This was one of the most enjoyable shows I've been to in Vegas. The band did not just do a slavish copy of what one hears on the album, as an unimaginative "tribute" band probably would. Rather, one gets a definite sense that Cheap Trick is playing music that they love, respect, and admire, but doing it their own way. For example, tempi were usually faster than the Beatles played. It's highly evocative of the original, but not merely an auditory copy. Of course, some things just shouldn't be changed--e.g., having a prominent clarinet part in "When I'm 64," and it was delightful to have a live orchestra with Cheap Trick making their major contribution. (Hey, Shamus, while I'm thinking about it, here's an idea: Next time you post a hand history and need some pseudonyms for your opponents, how about "Vera, Chuck, and Dave"?) The whole thing was just a glorious celebration of some of the best music that the rock genre has produced, with the band having every bit as good a time as the audience.

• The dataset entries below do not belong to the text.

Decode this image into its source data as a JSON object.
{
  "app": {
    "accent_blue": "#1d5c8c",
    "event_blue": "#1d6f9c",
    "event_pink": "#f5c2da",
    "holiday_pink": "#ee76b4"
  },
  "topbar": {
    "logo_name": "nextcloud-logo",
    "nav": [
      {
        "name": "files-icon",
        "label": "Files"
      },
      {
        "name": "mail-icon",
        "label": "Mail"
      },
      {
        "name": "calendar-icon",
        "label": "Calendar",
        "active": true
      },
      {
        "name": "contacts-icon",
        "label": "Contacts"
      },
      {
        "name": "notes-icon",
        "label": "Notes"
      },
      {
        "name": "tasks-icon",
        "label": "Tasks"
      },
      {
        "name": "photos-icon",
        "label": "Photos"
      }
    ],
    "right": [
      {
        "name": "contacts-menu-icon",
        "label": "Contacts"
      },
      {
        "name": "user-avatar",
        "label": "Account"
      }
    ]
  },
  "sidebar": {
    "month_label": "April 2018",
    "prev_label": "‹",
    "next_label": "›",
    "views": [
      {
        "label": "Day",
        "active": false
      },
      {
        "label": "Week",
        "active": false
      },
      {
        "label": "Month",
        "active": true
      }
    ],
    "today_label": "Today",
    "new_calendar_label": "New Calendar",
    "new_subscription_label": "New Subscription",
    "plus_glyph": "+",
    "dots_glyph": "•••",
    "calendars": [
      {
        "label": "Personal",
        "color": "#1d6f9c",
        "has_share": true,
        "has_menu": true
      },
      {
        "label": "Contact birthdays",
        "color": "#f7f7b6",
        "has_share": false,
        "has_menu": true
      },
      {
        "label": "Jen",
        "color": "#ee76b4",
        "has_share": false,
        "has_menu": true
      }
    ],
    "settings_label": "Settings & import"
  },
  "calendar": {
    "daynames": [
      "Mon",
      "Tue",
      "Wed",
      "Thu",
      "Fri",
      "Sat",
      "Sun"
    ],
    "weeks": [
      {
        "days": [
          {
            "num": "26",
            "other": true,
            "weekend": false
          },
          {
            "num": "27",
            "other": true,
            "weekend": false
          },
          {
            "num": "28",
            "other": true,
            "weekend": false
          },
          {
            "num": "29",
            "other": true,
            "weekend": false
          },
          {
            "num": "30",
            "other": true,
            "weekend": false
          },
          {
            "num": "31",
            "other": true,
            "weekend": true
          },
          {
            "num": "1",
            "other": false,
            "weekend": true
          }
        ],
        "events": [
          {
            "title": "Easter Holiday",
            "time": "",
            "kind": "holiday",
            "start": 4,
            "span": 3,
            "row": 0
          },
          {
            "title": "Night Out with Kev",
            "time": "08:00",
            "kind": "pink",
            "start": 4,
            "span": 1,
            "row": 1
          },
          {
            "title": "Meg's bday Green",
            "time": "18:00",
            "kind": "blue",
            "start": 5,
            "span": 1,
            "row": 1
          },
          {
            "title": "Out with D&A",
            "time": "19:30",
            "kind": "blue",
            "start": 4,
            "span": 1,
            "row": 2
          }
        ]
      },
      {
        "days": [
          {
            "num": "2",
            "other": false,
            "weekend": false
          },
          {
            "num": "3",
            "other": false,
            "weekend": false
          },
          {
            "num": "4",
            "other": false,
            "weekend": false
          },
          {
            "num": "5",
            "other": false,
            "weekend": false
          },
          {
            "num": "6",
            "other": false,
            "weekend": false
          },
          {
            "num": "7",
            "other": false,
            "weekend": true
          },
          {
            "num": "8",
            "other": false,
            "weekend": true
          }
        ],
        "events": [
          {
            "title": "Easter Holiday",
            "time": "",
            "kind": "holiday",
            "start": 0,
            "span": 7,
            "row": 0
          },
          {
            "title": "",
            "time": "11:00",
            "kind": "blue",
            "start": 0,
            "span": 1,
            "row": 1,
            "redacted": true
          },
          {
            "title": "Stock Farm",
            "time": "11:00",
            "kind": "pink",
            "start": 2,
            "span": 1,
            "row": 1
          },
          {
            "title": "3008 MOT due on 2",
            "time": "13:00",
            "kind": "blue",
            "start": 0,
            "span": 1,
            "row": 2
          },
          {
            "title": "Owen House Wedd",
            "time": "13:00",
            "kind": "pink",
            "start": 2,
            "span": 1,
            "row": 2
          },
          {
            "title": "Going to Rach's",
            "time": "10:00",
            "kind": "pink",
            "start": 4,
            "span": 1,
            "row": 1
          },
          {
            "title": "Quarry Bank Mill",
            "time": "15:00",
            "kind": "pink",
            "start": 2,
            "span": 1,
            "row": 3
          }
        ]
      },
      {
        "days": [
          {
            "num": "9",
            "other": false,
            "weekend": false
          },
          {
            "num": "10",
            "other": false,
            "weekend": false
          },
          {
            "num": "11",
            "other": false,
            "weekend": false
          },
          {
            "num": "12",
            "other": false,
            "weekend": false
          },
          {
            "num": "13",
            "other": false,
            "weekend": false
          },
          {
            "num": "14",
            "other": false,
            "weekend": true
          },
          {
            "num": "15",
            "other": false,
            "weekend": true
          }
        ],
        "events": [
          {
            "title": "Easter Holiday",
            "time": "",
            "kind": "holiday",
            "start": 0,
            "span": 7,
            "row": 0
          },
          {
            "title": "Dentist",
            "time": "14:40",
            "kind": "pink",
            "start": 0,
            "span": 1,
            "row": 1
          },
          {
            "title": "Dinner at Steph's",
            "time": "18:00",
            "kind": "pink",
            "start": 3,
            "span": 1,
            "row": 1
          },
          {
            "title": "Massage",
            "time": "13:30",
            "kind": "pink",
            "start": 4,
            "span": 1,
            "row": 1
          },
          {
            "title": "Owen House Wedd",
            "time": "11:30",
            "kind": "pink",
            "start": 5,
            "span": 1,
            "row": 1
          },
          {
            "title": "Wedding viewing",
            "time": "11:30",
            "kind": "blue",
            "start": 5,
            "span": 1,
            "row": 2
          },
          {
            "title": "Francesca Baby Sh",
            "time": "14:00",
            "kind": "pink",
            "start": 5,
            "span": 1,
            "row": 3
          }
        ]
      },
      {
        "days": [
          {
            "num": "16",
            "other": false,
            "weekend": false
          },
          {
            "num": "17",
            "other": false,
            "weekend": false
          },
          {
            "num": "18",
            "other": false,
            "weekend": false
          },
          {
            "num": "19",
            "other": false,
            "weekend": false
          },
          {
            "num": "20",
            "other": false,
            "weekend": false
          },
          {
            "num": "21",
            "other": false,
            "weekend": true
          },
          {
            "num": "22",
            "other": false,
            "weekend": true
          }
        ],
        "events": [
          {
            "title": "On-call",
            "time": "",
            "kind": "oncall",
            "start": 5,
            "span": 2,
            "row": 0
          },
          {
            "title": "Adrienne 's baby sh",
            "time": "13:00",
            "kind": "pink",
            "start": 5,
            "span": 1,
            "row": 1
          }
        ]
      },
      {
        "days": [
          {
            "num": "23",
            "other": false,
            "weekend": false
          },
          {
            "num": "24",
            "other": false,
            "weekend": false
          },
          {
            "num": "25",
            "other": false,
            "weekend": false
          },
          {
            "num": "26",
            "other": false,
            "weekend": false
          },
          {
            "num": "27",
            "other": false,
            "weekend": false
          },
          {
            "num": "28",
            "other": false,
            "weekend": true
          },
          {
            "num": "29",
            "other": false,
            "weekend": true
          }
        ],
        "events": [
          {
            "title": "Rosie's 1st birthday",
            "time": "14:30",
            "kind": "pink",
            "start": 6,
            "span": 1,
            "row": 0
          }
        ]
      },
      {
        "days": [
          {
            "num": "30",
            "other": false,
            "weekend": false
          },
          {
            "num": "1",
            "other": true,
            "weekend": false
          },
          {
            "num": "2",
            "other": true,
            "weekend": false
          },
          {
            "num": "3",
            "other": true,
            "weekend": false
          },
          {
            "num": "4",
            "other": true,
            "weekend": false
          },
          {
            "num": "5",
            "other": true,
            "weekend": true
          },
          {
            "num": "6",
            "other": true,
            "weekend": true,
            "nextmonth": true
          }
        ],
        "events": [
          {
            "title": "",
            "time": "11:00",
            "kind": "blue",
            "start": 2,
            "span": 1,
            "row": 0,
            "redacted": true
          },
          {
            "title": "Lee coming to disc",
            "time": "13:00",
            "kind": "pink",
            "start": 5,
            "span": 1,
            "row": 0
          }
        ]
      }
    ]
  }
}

I get a daily email from http://www.savelv.com/, announcing one or two free or cheap things to do in Vegas. Today's was an interesting surprise: An exhibition of dinosaur fossils at the Venetian. It's in preparation for a big auction coming up next month. See details here. My ex-wife is in town for the next week, and we were both kind of interested in this, so we went. You can see my photos here. It's a little odd seeing all these things with estimated bidding ranges attached to them. Usually such things are in a museum, not for sale.
After that, we went to Madame Tussauds Wax Museum, also at the Venetian. I had never been there before. I had one free ticket and a $10 off coupon for another ticket, so it cost only $15 for both of us (usual price $25 each). It's OK, but nothing that's worth going out of your way to see. You can see my pictures here. You might even see your favorite Grump (hint: "Make it so"), and/or your favorite Grump's ex-wife (hint: bunny ears). Also, don't miss the last few photos: odd items for sale in the gift shop.